Please restate the lines shown below exactly, every one of them.

▶ **Entries from a dataset of interfaces**:
____________
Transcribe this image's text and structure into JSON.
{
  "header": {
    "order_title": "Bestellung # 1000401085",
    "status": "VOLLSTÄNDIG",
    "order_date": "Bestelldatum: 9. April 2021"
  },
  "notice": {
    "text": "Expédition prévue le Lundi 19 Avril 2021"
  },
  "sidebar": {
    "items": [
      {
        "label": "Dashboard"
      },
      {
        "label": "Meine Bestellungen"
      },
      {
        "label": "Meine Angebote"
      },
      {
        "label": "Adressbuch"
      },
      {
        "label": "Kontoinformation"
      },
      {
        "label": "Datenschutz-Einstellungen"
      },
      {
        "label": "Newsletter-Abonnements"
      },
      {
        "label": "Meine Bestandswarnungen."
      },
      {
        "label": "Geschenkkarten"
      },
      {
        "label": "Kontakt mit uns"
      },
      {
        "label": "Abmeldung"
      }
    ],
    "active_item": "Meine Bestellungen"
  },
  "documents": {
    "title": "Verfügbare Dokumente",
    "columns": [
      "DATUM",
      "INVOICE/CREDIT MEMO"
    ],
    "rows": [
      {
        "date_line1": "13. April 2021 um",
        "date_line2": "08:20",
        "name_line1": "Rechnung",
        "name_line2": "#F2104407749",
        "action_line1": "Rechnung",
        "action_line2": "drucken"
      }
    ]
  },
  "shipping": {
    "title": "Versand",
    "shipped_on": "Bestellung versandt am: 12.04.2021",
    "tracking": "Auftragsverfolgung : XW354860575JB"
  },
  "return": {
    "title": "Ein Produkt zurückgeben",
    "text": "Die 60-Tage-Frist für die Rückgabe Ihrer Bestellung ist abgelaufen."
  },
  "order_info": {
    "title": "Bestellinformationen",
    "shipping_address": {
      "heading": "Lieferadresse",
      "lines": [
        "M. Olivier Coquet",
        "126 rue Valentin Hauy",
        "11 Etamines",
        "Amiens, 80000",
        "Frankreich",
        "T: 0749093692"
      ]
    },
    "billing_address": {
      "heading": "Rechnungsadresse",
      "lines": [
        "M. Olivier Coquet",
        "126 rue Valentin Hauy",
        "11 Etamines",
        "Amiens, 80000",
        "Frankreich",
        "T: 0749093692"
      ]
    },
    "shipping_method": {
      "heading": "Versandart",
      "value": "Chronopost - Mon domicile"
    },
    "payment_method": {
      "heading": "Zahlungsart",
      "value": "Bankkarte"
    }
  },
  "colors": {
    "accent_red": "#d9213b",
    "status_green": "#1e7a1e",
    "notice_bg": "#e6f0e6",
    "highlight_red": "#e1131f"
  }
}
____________
▶ **Solution for this problem**:
Transcribe this image's text and structure into JSON.
{
  "header": {
    "order_title": "Bestellung # 1000401085",
    "status": "VOLLSTÄNDIG",
    "order_date": "Bestelldatum: 9. April 2021"
  },
  "notice": {
    "text": "Expédition prévue le Lundi 19 Avril 2021"
  },
  "sidebar": {
    "items": [
      {
        "label": "Dashboard"
      },
      {
        "label": "Meine Bestellungen"
      },
      {
        "label": "Meine Angebote"
      },
      {
        "label": "Adressbuch"
      },
      {
        "label": "Kontoinformation"
      },
      {
        "label": "Datenschutz-Einstellungen"
      },
      {
        "label": "Newsletter-Abonnements"
      },
      {
        "label": "Meine Bestandswarnungen."
      },
      {
        "label": "Geschenkkarten"
      },
      {
        "label": "Kontakt mit uns"
      },
      {
        "label": "Abmeldung"
      }
    ],
    "active_item": "Meine Bestellungen"
  },
  "documents": {
    "title": "Verfügbare Dokumente",
    "columns": [
      "DATUM",
      "INVOICE/CREDIT MEMO"
    ],
    "rows": [
      {
        "date_line1": "13. April 2021 um",
        "date_line2": "08:20",
        "name_line1": "Rechnung",
        "name_line2": "#F2104407749",
        "action_line1": "Rechnung",
        "action_line2": "drucken"
      }
    ]
  },
  "shipping": {
    "title": "Versand",
    "shipped_on": "Bestellung versandt am: 12.04.2021",
    "tracking": "Auftragsverfolgung : XW354860575JB"
  },
  "return": {
    "title": "Ein Produkt zurückgeben",
    "text": "Die 60-Tage-Frist für die Rückgabe Ihrer Bestellung ist abgelaufen."
  },
  "order_info": {
    "title": "Bestellinformationen",
    "shipping_address": {
      "heading": "Lieferadresse",
      "lines": [
        "M. Olivier Coquet",
        "126 rue Valentin Hauy",
        "11 Etamines",
        "Amiens, 80000",
        "Frankreich",
        "T: 0749093692"
      ]
    },
    "billing_address": {
      "heading": "Rechnungsadresse",
      "lines": [
        "M. Olivier Coquet",
        "126 rue Valentin Hauy",
        "11 Etamines",
        "Amiens, 80000",
        "Frankreich",
        "T: 0749093692"
      ]
    },
    "shipping_method": {
      "heading": "Versandart",
      "value": "Chronopost - Mon domicile"
    },
    "payment_method": {
      "heading": "Zahlungsart",
      "value": "Bankkarte"
    }
  },
  "colors": {
    "accent_red": "#d9213b",
    "status_green": "#1e7a1e",
    "notice_bg": "#e6f0e6",
    "highlight_red": "#e1131f"
  }
}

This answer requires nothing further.